A passerby informed the city about the asbestos sheeting found on the street. 2 childcare centers – the Magic Pudding and the KU Wattle Ln Children’s Center – were located just 2 meters away from this street. The spot of dumping was nearly 2 blocks away from the waste management depot of the Sydney city. The city council has released the CCTV camera footage which showed a truck passing through the Wattle Ln.

“The videotape we’ve been able to get through our probes shows that a truck firstly driving down the lane, sussing the material out, and sort of scouting,” the city officials said.

“Then it’s done the chunk, driven down the very same street with a tray up, the rear tailgate open. It went over 2 speed bumps. Then it finally dumped that load at around 4 PM,” according to the city.

It’s really difficult to realize how anybody can do such things, says Gary Harding, the Director of the City Operations for Sydney.

The vehicle’s number plat was hidden with a cloth. However, Harding hopes that certain other features they noticed about the truck will help them find out and catch the culprit.

“There were some obvious scratches on that truck. A bar which was welded across its tray is not a standard feature on a truck like that. In addition, there have been some damages to the truck’s side,” Harding says.

Luckily, a spectator instantly reported that incident then. Toxic debris specialists reached on the site quickly and they cleaned up that area. Everything was cleared off within just 2 days. The council spent approximately $13000 for cleaning up the dangerous waste.

A spokesman for the council said the city hadn’t been able to identify the truck driver. However, he said, someone would hopefully recognize the truck using the footage.

If located and caught, the culprit can expect a fine of $1 million, in addition to imprisonment of up to 7 years.


3 Admit Guilty to Exposing Students to Asbestos

Joseph Cuellar, of Fresno; Rudolph Buendia, of Planada; Patrick Bowman, of Los Banos, have admitted guilty to breaching federal asbestos regulations. Cuellar, Buendia and Bowman are 73, 50 and 46 years old respectively.

According to their indictments, Cuellar was working as the administrative manager of a company called Firm Build. Bowman was the president of that firm and Buendia was the site supervisor of one of its construction projects when the firm operated a renovation and demolition project at former Castle Air Force Base located northeast of Atwater, California.

They had to transform Bldg. 325 into a training centre for Merced County Education Board. For carrying out that work, the trio hired local students from Merced Workplace Learning Academy, according to Benjamin Wagner, the United States Attorney for the Eastern District of California.

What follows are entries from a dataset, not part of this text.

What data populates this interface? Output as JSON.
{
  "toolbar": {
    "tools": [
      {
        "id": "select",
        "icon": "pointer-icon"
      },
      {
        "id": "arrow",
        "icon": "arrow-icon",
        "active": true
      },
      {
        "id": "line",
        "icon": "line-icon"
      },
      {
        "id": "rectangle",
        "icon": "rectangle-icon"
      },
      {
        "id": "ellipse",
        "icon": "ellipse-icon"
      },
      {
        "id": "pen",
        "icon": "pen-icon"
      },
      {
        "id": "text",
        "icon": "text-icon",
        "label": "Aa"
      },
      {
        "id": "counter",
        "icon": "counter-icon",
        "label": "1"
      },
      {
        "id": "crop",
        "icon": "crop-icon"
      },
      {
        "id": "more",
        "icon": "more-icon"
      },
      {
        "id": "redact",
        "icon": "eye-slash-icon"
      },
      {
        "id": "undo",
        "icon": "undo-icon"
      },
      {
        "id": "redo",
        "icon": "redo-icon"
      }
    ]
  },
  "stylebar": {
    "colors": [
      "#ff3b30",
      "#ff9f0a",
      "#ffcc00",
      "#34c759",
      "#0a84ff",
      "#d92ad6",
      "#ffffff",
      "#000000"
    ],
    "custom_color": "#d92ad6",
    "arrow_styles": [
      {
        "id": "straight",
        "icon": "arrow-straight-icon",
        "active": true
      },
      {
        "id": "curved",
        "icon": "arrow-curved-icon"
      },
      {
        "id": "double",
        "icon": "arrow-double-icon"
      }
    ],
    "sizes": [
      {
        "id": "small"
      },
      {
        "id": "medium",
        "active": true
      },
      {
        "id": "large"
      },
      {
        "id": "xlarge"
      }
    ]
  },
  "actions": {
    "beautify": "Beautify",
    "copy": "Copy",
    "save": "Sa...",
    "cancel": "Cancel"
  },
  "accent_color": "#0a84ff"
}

Court documents show that the students as well as the employees removed nearly 1000 linear ft. of piping insulation and tank insulation and disposed them of. All these 3 company executives were aware of the fact that they contained asbestos – a highly regulated substance in the United States.

For performing the task, the employees or the students were not given adequate protective equipment such as full-face masks, Tyvek suits, footwear coverings, caps, hair hoods and gloves. The employees and students were not asked to take any protective measures either – like wetting the materials containing asbestos, sealing asbestos waste in secure polythene bags etc. By failing to do such things, the 3 executives violated federal safety regulations, the court documents indicate.

Asbestos material became airborne at the time of illegal removal of the substance, according to federal prosecutors.

The careless handling of asbestos removal project exposed the employees of Firm Build, the students of Workplace Learning Academy, and other subcontractors on the site and their workers to toxic fibers of the material, according to the government.

Wagner said exposing young students to dangerous asbestos in order to reduce costs and save money is criminal. “It is much more than reckless – it’s criminal,” Wagner said.

He said the guilty pleas by the defendants is a clear warning that whoever choose to disregard environmental regulations for making profit will be sued and prosecuted. “They will face imprisonment,” Wagner said.

The trio will be sentenced on 3rd June by United States federal Judge Lawrence O’Neill. All the three face imprisonment of 2 years or more.